• **Your instructions**: The data must be returned exactly. No line may be left out.

• **Excerpted records**:
================================
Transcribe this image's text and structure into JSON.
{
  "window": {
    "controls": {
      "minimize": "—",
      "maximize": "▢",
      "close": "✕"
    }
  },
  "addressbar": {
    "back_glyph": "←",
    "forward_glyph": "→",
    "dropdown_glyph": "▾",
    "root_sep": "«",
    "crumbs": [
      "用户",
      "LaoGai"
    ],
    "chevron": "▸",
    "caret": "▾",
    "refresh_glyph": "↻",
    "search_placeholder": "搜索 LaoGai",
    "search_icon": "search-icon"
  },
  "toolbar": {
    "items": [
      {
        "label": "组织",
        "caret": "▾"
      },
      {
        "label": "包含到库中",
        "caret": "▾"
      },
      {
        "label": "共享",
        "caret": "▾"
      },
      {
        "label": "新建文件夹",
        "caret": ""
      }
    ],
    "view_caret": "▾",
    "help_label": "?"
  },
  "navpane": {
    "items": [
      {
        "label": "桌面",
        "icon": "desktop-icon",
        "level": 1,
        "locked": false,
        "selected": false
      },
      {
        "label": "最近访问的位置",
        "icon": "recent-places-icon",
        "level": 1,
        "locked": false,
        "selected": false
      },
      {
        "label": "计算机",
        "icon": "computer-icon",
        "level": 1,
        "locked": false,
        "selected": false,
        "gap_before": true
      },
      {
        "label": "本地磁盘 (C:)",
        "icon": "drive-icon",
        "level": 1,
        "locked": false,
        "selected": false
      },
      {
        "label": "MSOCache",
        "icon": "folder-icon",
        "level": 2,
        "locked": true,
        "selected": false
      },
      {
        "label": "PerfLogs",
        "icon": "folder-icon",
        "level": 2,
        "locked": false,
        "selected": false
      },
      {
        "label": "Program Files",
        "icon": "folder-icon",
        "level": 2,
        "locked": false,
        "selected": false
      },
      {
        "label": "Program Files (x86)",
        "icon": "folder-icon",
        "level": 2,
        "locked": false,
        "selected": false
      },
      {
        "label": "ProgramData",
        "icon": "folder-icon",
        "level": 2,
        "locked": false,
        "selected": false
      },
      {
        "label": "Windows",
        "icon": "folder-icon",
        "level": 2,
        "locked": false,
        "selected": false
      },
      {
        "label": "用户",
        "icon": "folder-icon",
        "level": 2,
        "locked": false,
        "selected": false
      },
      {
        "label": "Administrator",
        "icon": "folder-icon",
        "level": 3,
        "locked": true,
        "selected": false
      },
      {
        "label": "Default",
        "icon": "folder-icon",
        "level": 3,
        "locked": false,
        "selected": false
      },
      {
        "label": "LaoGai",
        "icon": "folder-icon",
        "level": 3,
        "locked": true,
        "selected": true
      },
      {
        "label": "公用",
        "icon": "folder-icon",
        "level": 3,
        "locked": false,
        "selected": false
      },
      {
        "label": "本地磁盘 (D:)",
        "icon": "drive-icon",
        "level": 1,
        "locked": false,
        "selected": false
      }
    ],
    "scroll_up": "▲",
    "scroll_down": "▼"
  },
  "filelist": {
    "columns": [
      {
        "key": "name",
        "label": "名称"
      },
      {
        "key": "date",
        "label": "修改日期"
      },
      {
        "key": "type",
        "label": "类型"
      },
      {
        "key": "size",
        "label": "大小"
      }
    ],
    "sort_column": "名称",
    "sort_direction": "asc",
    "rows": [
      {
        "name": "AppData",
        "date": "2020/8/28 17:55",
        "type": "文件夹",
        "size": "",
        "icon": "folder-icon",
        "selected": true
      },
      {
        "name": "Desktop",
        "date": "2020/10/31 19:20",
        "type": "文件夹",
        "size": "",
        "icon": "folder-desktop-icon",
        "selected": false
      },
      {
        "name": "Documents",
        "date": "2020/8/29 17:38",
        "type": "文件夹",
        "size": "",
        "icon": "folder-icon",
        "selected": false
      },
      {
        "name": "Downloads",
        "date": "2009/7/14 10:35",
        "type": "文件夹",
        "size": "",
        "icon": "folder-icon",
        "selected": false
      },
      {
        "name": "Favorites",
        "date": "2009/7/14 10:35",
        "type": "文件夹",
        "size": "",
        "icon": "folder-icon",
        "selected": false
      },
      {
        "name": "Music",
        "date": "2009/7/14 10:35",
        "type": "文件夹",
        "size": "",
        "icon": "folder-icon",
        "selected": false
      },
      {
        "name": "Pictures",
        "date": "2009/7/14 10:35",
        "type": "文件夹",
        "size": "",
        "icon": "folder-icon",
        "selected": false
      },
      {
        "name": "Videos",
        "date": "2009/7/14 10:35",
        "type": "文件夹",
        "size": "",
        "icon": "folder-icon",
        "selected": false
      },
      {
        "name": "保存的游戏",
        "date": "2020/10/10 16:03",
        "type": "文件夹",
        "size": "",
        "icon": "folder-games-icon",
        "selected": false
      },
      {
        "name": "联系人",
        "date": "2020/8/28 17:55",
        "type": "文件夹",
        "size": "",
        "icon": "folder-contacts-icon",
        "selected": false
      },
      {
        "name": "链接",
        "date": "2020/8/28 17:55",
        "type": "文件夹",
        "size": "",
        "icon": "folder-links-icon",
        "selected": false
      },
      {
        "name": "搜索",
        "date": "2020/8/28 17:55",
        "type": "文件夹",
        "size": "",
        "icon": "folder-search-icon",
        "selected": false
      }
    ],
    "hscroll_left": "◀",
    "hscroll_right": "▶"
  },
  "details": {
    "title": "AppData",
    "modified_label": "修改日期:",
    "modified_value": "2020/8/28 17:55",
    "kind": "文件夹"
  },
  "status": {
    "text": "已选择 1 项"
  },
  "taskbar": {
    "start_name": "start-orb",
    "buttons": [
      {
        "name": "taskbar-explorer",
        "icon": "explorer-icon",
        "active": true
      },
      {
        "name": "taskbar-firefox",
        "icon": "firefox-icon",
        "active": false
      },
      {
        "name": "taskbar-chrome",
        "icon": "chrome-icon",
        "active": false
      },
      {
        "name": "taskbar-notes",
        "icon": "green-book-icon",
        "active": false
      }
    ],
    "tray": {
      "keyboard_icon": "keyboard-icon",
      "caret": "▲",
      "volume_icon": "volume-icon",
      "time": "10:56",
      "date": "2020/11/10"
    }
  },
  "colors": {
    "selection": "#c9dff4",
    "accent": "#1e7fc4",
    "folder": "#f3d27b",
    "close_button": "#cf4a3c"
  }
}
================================
• **The answer**:
Transcribe this image's text and structure into JSON.
{
  "window": {
    "controls": {
      "minimize": "—",
      "maximize": "▢",
      "close": "✕"
    }
  },
  "addressbar": {
    "back_glyph": "←",
    "forward_glyph": "→",
    "dropdown_glyph": "▾",
    "root_sep": "«",
    "crumbs": [
      "用户",
      "LaoGai"
    ],
    "chevron": "▸",
    "caret": "▾",
    "refresh_glyph": "↻",
    "search_placeholder": "搜索 LaoGai",
    "search_icon": "search-icon"
  },
  "toolbar": {
    "items": [
      {
        "label": "组织",
        "caret": "▾"
      },
      {
        "label": "包含到库中",
        "caret": "▾"
      },
      {
        "label": "共享",
        "caret": "▾"
      },
      {
        "label": "新建文件夹",
        "caret": ""
      }
    ],
    "view_caret": "▾",
    "help_label": "?"
  },
  "navpane": {
    "items": [
      {
        "label": "桌面",
        "icon": "desktop-icon",
        "level": 1,
        "locked": false,
        "selected": false
      },
      {
        "label": "最近访问的位置",
        "icon": "recent-places-icon",
        "level": 1,
        "locked": false,
        "selected": false
      },
      {
        "label": "计算机",
        "icon": "computer-icon",
        "level": 1,
        "locked": false,
        "selected": false,
        "gap_before": true
      },
      {
        "label": "本地磁盘 (C:)",
        "icon": "drive-icon",
        "level": 1,
        "locked": false,
        "selected": false
      },
      {
        "label": "MSOCache",
        "icon": "folder-icon",
        "level": 2,
        "locked": true,
        "selected": false
      },
      {
        "label": "PerfLogs",
        "icon": "folder-icon",
        "level": 2,
        "locked": false,
        "selected": false
      },
      {
        "label": "Program Files",
        "icon": "folder-icon",
        "level": 2,
        "locked": false,
        "selected": false
      },
      {
        "label": "Program Files (x86)",
        "icon": "folder-icon",
        "level": 2,
        "locked": false,
        "selected": false
      },
      {
        "label": "ProgramData",
        "icon": "folder-icon",
        "level": 2,
        "locked": false,
        "selected": false
      },
      {
        "label": "Windows",
        "icon": "folder-icon",
        "level": 2,
        "locked": false,
        "selected": false
      },
      {
        "label": "用户",
        "icon": "folder-icon",
        "level": 2,
        "locked": false,
        "selected": false
      },
      {
        "label": "Administrator",
        "icon": "folder-icon",
        "level": 3,
        "locked": true,
        "selected": false
      },
      {
        "label": "Default",
        "icon": "folder-icon",
        "level": 3,
        "locked": false,
        "selected": false
      },
      {
        "label": "LaoGai",
        "icon": "folder-icon",
        "level": 3,
        "locked": true,
        "selected": true
      },
      {
        "label": "公用",
        "icon": "folder-icon",
        "level": 3,
        "locked": false,
        "selected": false
      },
      {
        "label": "本地磁盘 (D:)",
        "icon": "drive-icon",
        "level": 1,
        "locked": false,
        "selected": false
      }
    ],
    "scroll_up": "▲",
    "scroll_down": "▼"
  },
  "filelist": {
    "columns": [
      {
        "key": "name",
        "label": "名称"
      },
      {
        "key": "date",
        "label": "修改日期"
      },
      {
        "key": "type",
        "label": "类型"
      },
      {
        "key": "size",
        "label": "大小"
      }
    ],
    "sort_column": "名称",
    "sort_direction": "asc",
    "rows": [
      {
        "name": "AppData",
        "date": "2020/8/28 17:55",
        "type": "文件夹",
        "size": "",
        "icon": "folder-icon",
        "selected": true
      },
      {
        "name": "Desktop",
        "date": "2020/10/31 19:20",
        "type": "文件夹",
        "size": "",
        "icon": "folder-desktop-icon",
        "selected": false
      },
      {
        "name": "Documents",
        "date": "2020/8/29 17:38",
        "type": "文件夹",
        "size": "",
        "icon": "folder-icon",
        "selected": false
      },
      {
        "name": "Downloads",
        "date": "2009/7/14 10:35",
        "type": "文件夹",
        "size": "",
        "icon": "folder-icon",
        "selected": false
      },
      {
        "name": "Favorites",
        "date": "2009/7/14 10:35",
        "type": "文件夹",
        "size": "",
        "icon": "folder-icon",
        "selected": false
      },
      {
        "name": "Music",
        "date": "2009/7/14 10:35",
        "type": "文件夹",
        "size": "",
        "icon": "folder-icon",
        "selected": false
      },
      {
        "name": "Pictures",
        "date": "2009/7/14 10:35",
        "type": "文件夹",
        "size": "",
        "icon": "folder-icon",
        "selected": false
      },
      {
        "name": "Videos",
        "date": "2009/7/14 10:35",
        "type": "文件夹",
        "size": "",
        "icon": "folder-icon",
        "selected": false
      },
      {
        "name": "保存的游戏",
        "date": "2020/10/10 16:03",
        "type": "文件夹",
        "size": "",
        "icon": "folder-games-icon",
        "selected": false
      },
      {
        "name": "联系人",
        "date": "2020/8/28 17:55",
        "type": "文件夹",
        "size": "",
        "icon": "folder-contacts-icon",
        "selected": false
      },
      {
        "name": "链接",
        "date": "2020/8/28 17:55",
        "type": "文件夹",
        "size": "",
        "icon": "folder-links-icon",
        "selected": false
      },
      {
        "name": "搜索",
        "date": "2020/8/28 17:55",
        "type": "文件夹",
        "size": "",
        "icon": "folder-search-icon",
        "selected": false
      }
    ],
    "hscroll_left": "◀",
    "hscroll_right": "▶"
  },
  "details": {
    "title": "AppData",
    "modified_label": "修改日期:",
    "modified_value": "2020/8/28 17:55",
    "kind": "文件夹"
  },
  "status": {
    "text": "已选择 1 项"
  },
  "taskbar": {
    "start_name": "start-orb",
    "buttons": [
      {
        "name": "taskbar-explorer",
        "icon": "explorer-icon",
        "active": true
      },
      {
        "name": "taskbar-firefox",
        "icon": "firefox-icon",
        "active": false
      },
      {
        "name": "taskbar-chrome",
        "icon": "chrome-icon",
        "active": false
      },
      {
        "name": "taskbar-notes",
        "icon": "green-book-icon",
        "active": false
      }
    ],
    "tray": {
      "keyboard_icon": "keyboard-icon",
      "caret": "▲",
      "volume_icon": "volume-icon",
      "time": "10:56",
      "date": "2020/11/10"
    }
  },
  "colors": {
    "selection": "#c9dff4",
    "accent": "#1e7fc4",
    "folder": "#f3d27b",
    "close_button": "#cf4a3c"
  }
}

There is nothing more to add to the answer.